> [WHAT TO DO] The entries below are to be repeated verbatim, in full.

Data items
────────

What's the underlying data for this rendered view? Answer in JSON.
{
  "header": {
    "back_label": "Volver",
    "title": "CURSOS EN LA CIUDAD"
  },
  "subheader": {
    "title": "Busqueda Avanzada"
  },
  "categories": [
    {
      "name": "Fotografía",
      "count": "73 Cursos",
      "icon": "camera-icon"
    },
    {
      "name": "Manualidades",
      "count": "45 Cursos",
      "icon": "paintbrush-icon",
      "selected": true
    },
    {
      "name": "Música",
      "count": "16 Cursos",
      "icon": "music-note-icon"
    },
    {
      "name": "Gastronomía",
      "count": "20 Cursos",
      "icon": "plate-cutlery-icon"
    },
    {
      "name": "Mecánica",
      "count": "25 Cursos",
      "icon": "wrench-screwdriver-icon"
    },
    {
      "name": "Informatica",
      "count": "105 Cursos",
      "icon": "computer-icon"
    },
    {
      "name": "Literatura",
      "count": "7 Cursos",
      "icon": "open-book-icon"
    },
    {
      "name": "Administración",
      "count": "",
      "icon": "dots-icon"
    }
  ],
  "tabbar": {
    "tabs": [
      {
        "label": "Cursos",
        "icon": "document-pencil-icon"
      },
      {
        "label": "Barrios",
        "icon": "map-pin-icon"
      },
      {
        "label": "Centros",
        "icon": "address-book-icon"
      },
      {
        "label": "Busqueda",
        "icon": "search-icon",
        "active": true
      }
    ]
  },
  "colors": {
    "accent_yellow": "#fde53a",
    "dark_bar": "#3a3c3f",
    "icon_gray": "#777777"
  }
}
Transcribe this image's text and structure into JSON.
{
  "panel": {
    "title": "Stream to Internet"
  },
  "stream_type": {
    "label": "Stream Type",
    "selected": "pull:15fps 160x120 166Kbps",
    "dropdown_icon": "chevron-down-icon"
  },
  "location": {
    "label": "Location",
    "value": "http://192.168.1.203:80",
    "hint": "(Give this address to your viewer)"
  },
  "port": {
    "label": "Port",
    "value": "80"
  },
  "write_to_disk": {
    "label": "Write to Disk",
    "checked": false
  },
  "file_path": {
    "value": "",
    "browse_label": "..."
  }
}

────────

> [WORKED SOLUTION]
What's the underlying data for this rendered view? Answer in JSON.
{
  "header": {
    "back_label": "Volver",
    "title": "CURSOS EN LA CIUDAD"
  },
  "subheader": {
    "title": "Busqueda Avanzada"
  },
  "categories": [
    {
      "name": "Fotografía",
      "count": "73 Cursos",
      "icon": "camera-icon"
    },
    {
      "name": "Manualidades",
      "count": "45 Cursos",
      "icon": "paintbrush-icon",
      "selected": true
    },
    {
      "name": "Música",
      "count": "16 Cursos",
      "icon": "music-note-icon"
    },
    {
      "name": "Gastronomía",
      "count": "20 Cursos",
      "icon": "plate-cutlery-icon"
    },
    {
      "name": "Mecánica",
      "count": "25 Cursos",
      "icon": "wrench-screwdriver-icon"
    },
    {
      "name": "Informatica",
      "count": "105 Cursos",
      "icon": "computer-icon"
    },
    {
      "name": "Literatura",
      "count": "7 Cursos",
      "icon": "open-book-icon"
    },
    {
      "name": "Administración",
      "count": "",
      "icon": "dots-icon"
    }
  ],
  "tabbar": {
    "tabs": [
      {
        "label": "Cursos",
        "icon": "document-pencil-icon"
      },
      {
        "label": "Barrios",
        "icon": "map-pin-icon"
      },
      {
        "label": "Centros",
        "icon": "address-book-icon"
      },
      {
        "label": "Busqueda",
        "icon": "search-icon",
        "active": true
      }
    ]
  },
  "colors": {
    "accent_yellow": "#fde53a",
    "dark_bar": "#3a3c3f",
    "icon_gray": "#777777"
  }
}
Transcribe this image's text and structure into JSON.
{
  "panel": {
    "title": "Stream to Internet"
  },
  "stream_type": {
    "label": "Stream Type",
    "selected": "pull:15fps 160x120 166Kbps",
    "dropdown_icon": "chevron-down-icon"
  },
  "location": {
    "label": "Location",
    "value": "http://192.168.1.203:80",
    "hint": "(Give this address to your viewer)"
  },
  "port": {
    "label": "Port",
    "value": "80"
  },
  "write_to_disk": {
    "label": "Write to Disk",
    "checked": false
  },
  "file_path": {
    "value": "",
    "browse_label": "..."
  }
}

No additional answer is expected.